▶ EXERCISE GOAL: Each line below must be printed again exactly.

(Data about app and page elements)
━━━━━━━━━━━━━━━━━━━━━━━━━━━━━━

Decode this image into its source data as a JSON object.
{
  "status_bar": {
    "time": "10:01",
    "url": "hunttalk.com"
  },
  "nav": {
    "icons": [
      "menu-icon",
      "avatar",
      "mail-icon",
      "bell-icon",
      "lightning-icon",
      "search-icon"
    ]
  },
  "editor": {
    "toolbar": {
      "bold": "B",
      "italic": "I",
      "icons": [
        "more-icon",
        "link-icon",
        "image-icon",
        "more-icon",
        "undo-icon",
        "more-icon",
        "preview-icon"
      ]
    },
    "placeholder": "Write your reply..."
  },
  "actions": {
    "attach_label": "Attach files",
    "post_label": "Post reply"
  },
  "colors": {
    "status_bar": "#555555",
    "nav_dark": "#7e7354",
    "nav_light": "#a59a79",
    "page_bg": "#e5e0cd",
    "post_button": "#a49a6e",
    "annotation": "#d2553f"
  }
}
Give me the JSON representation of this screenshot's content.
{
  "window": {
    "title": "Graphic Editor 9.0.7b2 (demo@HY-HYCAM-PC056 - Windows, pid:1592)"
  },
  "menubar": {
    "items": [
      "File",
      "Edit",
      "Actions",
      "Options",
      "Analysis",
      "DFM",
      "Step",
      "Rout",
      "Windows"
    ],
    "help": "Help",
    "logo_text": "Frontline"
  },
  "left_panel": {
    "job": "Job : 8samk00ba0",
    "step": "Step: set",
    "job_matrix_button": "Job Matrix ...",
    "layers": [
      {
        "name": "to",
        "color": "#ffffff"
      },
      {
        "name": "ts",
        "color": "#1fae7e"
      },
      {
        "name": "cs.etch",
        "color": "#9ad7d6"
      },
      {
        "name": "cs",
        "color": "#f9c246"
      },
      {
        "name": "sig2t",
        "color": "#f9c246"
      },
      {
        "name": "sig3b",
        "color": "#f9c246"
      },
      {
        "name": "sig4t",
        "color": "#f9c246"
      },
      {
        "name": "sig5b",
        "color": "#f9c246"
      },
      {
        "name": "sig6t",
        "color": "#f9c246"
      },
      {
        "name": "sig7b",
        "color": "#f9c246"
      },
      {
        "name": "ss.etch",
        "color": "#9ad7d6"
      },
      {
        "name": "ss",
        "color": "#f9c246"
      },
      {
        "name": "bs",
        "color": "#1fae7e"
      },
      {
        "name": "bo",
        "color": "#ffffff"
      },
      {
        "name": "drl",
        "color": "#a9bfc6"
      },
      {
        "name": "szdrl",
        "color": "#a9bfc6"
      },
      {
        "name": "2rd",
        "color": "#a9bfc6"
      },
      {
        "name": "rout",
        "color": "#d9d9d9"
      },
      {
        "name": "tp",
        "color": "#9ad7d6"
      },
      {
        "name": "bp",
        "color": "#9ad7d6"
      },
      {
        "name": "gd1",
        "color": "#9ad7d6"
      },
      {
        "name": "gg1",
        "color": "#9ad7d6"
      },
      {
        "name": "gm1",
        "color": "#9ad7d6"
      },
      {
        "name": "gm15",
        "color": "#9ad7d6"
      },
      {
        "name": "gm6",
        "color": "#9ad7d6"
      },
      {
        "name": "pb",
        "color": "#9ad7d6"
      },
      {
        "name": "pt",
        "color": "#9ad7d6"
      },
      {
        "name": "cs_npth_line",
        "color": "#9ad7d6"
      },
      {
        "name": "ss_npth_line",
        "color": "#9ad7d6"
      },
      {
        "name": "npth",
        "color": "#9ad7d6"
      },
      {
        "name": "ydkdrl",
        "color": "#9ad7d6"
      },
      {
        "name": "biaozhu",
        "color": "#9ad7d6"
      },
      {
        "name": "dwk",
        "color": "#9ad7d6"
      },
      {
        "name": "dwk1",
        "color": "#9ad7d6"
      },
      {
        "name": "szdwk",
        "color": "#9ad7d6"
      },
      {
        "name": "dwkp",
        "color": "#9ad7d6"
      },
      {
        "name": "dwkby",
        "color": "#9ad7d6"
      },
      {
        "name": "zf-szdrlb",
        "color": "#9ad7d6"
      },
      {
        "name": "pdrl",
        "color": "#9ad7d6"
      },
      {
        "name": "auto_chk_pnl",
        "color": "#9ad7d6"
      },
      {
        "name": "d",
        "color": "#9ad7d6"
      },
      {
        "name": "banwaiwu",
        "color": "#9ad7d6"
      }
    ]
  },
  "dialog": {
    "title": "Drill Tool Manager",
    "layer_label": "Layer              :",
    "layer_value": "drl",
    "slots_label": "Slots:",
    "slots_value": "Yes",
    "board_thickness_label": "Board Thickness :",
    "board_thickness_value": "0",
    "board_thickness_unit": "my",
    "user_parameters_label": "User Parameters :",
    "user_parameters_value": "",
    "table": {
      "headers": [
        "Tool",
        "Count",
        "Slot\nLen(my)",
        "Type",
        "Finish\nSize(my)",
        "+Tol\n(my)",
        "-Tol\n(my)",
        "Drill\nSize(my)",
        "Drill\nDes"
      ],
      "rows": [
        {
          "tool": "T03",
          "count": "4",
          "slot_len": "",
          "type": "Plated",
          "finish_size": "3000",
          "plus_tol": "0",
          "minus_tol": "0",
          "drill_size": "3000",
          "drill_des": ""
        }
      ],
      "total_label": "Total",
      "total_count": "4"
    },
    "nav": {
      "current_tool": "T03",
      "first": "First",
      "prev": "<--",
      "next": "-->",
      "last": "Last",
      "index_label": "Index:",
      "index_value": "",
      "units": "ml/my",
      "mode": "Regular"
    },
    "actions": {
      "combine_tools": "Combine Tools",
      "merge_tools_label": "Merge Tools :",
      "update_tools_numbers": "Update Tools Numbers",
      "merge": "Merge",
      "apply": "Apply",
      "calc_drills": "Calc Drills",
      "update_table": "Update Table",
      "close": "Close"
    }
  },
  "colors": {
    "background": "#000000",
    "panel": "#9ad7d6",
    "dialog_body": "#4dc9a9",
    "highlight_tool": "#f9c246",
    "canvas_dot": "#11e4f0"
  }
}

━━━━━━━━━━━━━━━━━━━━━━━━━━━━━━

▶ RESULT OF THE EXERCISE:
Decode this image into its source data as a JSON object.
{
  "status_bar": {
    "time": "10:01",
    "url": "hunttalk.com"
  },
  "nav": {
    "icons": [
      "menu-icon",
      "avatar",
      "mail-icon",
      "bell-icon",
      "lightning-icon",
      "search-icon"
    ]
  },
  "editor": {
    "toolbar": {
      "bold": "B",
      "italic": "I",
      "icons": [
        "more-icon",
        "link-icon",
        "image-icon",
        "more-icon",
        "undo-icon",
        "more-icon",
        "preview-icon"
      ]
    },
    "placeholder": "Write your reply..."
  },
  "actions": {
    "attach_label": "Attach files",
    "post_label": "Post reply"
  },
  "colors": {
    "status_bar": "#555555",
    "nav_dark": "#7e7354",
    "nav_light": "#a59a79",
    "page_bg": "#e5e0cd",
    "post_button": "#a49a6e",
    "annotation": "#d2553f"
  }
}
Give me the JSON representation of this screenshot's content.
{
  "window": {
    "title": "Graphic Editor 9.0.7b2 (demo@HY-HYCAM-PC056 - Windows, pid:1592)"
  },
  "menubar": {
    "items": [
      "File",
      "Edit",
      "Actions",
      "Options",
      "Analysis",
      "DFM",
      "Step",
      "Rout",
      "Windows"
    ],
    "help": "Help",
    "logo_text": "Frontline"
  },
  "left_panel": {
    "job": "Job : 8samk00ba0",
    "step": "Step: set",
    "job_matrix_button": "Job Matrix ...",
    "layers": [
      {
        "name": "to",
        "color": "#ffffff"
      },
      {
        "name": "ts",
        "color": "#1fae7e"
      },
      {
        "name": "cs.etch",
        "color": "#9ad7d6"
      },
      {
        "name": "cs",
        "color": "#f9c246"
      },
      {
        "name": "sig2t",
        "color": "#f9c246"
      },
      {
        "name": "sig3b",
        "color": "#f9c246"
      },
      {
        "name": "sig4t",
        "color": "#f9c246"
      },
      {
        "name": "sig5b",
        "color": "#f9c246"
      },
      {
        "name": "sig6t",
        "color": "#f9c246"
      },
      {
        "name": "sig7b",
        "color": "#f9c246"
      },
      {
        "name": "ss.etch",
        "color": "#9ad7d6"
      },
      {
        "name": "ss",
        "color": "#f9c246"
      },
      {
        "name": "bs",
        "color": "#1fae7e"
      },
      {
        "name": "bo",
        "color": "#ffffff"
      },
      {
        "name": "drl",
        "color": "#a9bfc6"
      },
      {
        "name": "szdrl",
        "color": "#a9bfc6"
      },
      {
        "name": "2rd",
        "color": "#a9bfc6"
      },
      {
        "name": "rout",
        "color": "#d9d9d9"
      },
      {
        "name": "tp",
        "color": "#9ad7d6"
      },
      {
        "name": "bp",
        "color": "#9ad7d6"
      },
      {
        "name": "gd1",
        "color": "#9ad7d6"
      },
      {
        "name": "gg1",
        "color": "#9ad7d6"
      },
      {
        "name": "gm1",
        "color": "#9ad7d6"
      },
      {
        "name": "gm15",
        "color": "#9ad7d6"
      },
      {
        "name": "gm6",
        "color": "#9ad7d6"
      },
      {
        "name": "pb",
        "color": "#9ad7d6"
      },
      {
        "name": "pt",
        "color": "#9ad7d6"
      },
      {
        "name": "cs_npth_line",
        "color": "#9ad7d6"
      },
      {
        "name": "ss_npth_line",
        "color": "#9ad7d6"
      },
      {
        "name": "npth",
        "color": "#9ad7d6"
      },
      {
        "name": "ydkdrl",
        "color": "#9ad7d6"
      },
      {
        "name": "biaozhu",
        "color": "#9ad7d6"
      },
      {
        "name": "dwk",
        "color": "#9ad7d6"
      },
      {
        "name": "dwk1",
        "color": "#9ad7d6"
      },
      {
        "name": "szdwk",
        "color": "#9ad7d6"
      },
      {
        "name": "dwkp",
        "color": "#9ad7d6"
      },
      {
        "name": "dwkby",
        "color": "#9ad7d6"
      },
      {
        "name": "zf-szdrlb",
        "color": "#9ad7d6"
      },
      {
        "name": "pdrl",
        "color": "#9ad7d6"
      },
      {
        "name": "auto_chk_pnl",
        "color": "#9ad7d6"
      },
      {
        "name": "d",
        "color": "#9ad7d6"
      },
      {
        "name": "banwaiwu",
        "color": "#9ad7d6"
      }
    ]
  },
  "dialog": {
    "title": "Drill Tool Manager",
    "layer_label": "Layer              :",
    "layer_value": "drl",
    "slots_label": "Slots:",
    "slots_value": "Yes",
    "board_thickness_label": "Board Thickness :",
    "board_thickness_value": "0",
    "board_thickness_unit": "my",
    "user_parameters_label": "User Parameters :",
    "user_parameters_value": "",
    "table": {
      "headers": [
        "Tool",
        "Count",
        "Slot\nLen(my)",
        "Type",
        "Finish\nSize(my)",
        "+Tol\n(my)",
        "-Tol\n(my)",
        "Drill\nSize(my)",
        "Drill\nDes"
      ],
      "rows": [
        {
          "tool": "T03",
          "count": "4",
          "slot_len": "",
          "type": "Plated",
          "finish_size": "3000",
          "plus_tol": "0",
          "minus_tol": "0",
          "drill_size": "3000",
          "drill_des": ""
        }
      ],
      "total_label": "Total",
      "total_count": "4"
    },
    "nav": {
      "current_tool": "T03",
      "first": "First",
      "prev": "<--",
      "next": "-->",
      "last": "Last",
      "index_label": "Index:",
      "index_value": "",
      "units": "ml/my",
      "mode": "Regular"
    },
    "actions": {
      "combine_tools": "Combine Tools",
      "merge_tools_label": "Merge Tools :",
      "update_tools_numbers": "Update Tools Numbers",
      "merge": "Merge",
      "apply": "Apply",
      "calc_drills": "Calc Drills",
      "update_table": "Update Table",
      "close": "Close"
    }
  },
  "colors": {
    "background": "#000000",
    "panel": "#9ad7d6",
    "dialog_body": "#4dc9a9",
    "highlight_tool": "#f9c246",
    "canvas_dot": "#11e4f0"
  }
}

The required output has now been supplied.